Maria Graciela Vasquez
Graciela was born in 1954 in the village Banamichi, Sonora to an American mother and a Mexican father. Her family farmed in the ejido (communal agricultural land) of La Mora outside of Banamichi until she was 9 years. Seeking better fortunes, the family moved to an agricultural area outside of Hermosillo, Sonora where her parents and older sibling worked as seasonal farm laborers. The family then moved to San Luis Rio Colorado, Sonora due to the large agricultural industry in the area on both sides of the Mexican and American border.
They found many employment opportunities and with her mother's American citizenship, the family was able to immigrate to the U.S. in short order. The family settled in Somerton, Arizona, just south of Yuma. Graciela's parents worked as seasonal farm laborers as did she and her siblings during school breaks. Graciela completed 8th grade in Somerton, but did not go on to high school n order to work fulltime to help with the family finances. Her parents instilled in her a belief that education was the key to a better life and even after her marriage, kids and eventual divorce, when the opportunity presented itself; she earned her GED at the age of 30. She became a naturalized citizen the year after that. She continued to support her children by working as a migrant field laborer, working in the lettuce industry and making the yearly track to Salina, California in the summer and back to Yuma in the winter.
Through her hard work and self sacrifice, Graciela completed a training program and became a Certified Nurse Assistant and at the age of 38, finally said good-bye to the lettuce fields. Over the course of the years, she continued her education, becoming trained as a phlebotomist and eventually as a Medical Assistant. She showed her children that education does make a difference and instilled in them the same belief in the power of education that her parents had implanted in her.

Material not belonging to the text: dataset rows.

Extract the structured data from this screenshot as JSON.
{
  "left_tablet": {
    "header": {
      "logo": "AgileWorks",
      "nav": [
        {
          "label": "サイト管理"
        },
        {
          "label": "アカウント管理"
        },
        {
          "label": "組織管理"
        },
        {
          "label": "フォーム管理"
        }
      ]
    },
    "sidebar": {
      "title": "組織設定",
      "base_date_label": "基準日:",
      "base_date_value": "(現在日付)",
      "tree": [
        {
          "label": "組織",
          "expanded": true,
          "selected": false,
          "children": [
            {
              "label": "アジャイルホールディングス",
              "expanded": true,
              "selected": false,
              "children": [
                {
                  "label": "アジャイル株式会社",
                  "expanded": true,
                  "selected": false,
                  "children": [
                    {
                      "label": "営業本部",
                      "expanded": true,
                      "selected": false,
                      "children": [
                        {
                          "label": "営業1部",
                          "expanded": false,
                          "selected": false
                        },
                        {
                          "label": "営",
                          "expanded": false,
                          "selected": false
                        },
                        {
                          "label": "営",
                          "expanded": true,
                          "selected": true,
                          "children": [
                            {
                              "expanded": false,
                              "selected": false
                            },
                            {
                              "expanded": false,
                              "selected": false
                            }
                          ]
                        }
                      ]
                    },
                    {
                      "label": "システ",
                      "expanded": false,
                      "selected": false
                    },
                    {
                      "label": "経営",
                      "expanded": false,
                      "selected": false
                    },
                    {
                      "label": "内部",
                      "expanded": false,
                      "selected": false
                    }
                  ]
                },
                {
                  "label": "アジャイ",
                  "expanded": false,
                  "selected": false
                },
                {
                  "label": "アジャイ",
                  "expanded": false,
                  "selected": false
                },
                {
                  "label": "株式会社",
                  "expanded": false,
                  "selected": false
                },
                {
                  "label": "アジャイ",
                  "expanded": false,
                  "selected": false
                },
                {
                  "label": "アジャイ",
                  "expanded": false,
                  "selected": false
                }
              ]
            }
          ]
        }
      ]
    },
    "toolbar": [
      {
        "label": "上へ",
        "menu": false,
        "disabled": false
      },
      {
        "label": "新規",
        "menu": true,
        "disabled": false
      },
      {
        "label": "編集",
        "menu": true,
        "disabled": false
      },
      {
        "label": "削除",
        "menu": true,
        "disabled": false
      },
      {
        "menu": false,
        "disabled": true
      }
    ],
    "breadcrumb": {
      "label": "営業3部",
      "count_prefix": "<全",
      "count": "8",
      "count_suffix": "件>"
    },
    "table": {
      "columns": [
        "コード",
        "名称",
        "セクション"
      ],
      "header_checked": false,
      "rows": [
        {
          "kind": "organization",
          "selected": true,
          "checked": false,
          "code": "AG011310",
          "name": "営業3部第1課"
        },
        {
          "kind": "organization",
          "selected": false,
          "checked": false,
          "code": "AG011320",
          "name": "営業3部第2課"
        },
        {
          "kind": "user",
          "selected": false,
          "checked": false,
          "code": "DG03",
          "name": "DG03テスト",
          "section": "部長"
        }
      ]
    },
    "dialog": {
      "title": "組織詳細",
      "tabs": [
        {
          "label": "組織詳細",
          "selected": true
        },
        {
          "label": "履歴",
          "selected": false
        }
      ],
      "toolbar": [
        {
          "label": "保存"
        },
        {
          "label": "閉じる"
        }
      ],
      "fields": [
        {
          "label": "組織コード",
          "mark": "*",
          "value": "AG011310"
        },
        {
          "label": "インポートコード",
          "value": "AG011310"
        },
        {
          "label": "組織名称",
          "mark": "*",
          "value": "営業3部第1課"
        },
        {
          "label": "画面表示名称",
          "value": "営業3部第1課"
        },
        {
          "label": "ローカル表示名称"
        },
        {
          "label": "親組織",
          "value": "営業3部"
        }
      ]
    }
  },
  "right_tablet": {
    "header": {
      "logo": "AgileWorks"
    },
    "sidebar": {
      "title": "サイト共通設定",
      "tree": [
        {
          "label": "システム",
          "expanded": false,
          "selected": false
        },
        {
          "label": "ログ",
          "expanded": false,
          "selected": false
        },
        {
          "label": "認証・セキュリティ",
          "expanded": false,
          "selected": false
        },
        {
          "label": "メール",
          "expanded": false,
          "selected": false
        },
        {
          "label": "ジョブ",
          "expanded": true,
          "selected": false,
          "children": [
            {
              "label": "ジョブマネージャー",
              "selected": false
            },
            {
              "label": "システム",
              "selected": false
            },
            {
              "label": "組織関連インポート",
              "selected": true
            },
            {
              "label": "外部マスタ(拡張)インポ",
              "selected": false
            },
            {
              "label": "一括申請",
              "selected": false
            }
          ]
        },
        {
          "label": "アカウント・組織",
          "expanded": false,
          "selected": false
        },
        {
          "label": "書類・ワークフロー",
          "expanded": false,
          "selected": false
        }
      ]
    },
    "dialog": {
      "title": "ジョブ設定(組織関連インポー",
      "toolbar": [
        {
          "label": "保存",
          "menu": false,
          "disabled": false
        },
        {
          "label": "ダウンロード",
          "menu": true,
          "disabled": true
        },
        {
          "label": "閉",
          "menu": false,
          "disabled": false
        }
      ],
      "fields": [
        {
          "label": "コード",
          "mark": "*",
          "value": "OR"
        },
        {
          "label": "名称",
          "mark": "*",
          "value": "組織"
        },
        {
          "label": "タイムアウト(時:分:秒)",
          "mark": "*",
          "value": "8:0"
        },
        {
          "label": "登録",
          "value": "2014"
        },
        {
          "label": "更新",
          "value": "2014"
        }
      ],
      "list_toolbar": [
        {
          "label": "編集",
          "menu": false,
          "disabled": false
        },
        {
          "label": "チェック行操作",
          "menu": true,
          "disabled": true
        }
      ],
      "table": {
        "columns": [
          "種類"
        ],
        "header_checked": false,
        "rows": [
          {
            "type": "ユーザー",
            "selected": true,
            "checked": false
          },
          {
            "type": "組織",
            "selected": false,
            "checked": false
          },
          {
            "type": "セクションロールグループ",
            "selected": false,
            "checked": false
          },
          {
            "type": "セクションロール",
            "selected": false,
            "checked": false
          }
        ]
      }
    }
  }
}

Graciela's children took the lesson to heart and all went on to post-secondary educational institutions, one to a trade school and three to the University of Arizona where one is seeking an undergraduate degree, one has earned a B.S and is seeking an M.S and one has earned a B.S., M.S. and is seeking a Ph.D.